■ Work item
Find the word "JSON" in the records and copy every line where it occurs.
⁂
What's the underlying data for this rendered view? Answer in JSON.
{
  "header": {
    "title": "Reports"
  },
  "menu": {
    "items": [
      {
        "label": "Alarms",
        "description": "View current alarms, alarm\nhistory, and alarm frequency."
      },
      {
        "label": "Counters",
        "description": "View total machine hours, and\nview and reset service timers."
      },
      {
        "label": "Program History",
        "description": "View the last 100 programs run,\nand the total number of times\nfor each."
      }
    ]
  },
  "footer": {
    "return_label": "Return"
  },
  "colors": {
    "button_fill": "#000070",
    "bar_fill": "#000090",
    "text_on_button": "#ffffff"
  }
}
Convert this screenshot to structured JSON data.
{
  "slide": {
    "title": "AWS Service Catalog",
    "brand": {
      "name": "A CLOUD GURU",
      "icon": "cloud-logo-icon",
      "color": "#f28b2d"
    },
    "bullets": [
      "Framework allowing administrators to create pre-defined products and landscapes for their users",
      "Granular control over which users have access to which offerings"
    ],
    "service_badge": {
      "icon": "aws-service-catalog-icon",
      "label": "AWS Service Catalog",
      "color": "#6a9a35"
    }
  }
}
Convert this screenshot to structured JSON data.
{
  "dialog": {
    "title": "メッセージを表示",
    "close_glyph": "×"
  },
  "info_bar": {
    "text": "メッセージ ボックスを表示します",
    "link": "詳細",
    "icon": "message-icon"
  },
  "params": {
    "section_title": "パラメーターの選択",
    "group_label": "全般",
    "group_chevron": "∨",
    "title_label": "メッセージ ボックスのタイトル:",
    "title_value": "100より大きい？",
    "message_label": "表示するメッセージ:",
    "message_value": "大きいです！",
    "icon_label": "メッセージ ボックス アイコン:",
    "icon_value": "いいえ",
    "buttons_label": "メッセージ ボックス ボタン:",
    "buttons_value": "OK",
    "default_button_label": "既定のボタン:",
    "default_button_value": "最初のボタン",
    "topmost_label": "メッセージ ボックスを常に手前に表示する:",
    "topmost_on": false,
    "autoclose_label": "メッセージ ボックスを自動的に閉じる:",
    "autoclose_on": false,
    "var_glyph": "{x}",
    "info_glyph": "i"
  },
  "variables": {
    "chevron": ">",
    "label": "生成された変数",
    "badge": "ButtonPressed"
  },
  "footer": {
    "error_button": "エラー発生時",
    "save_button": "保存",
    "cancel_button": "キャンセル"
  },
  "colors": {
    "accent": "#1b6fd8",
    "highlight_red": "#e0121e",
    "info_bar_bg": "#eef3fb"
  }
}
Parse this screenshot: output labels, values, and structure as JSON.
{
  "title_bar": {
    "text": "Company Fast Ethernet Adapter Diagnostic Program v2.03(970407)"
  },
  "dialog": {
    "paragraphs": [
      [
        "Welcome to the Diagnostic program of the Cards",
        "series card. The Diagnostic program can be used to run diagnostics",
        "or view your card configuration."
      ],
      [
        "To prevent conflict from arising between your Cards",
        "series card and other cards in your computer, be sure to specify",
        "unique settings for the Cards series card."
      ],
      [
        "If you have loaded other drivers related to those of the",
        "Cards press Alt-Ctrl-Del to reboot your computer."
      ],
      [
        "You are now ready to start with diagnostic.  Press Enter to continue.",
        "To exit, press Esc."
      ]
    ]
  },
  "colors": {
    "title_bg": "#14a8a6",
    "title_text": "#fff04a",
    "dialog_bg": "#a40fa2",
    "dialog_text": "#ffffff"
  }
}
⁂
■ Expected output
What's the underlying data for this rendered view? Answer in JSON.
Convert this screenshot to structured JSON data.
Convert this screenshot to structured JSON data.
Parse this screenshot: output labels, values, and structure as JSON.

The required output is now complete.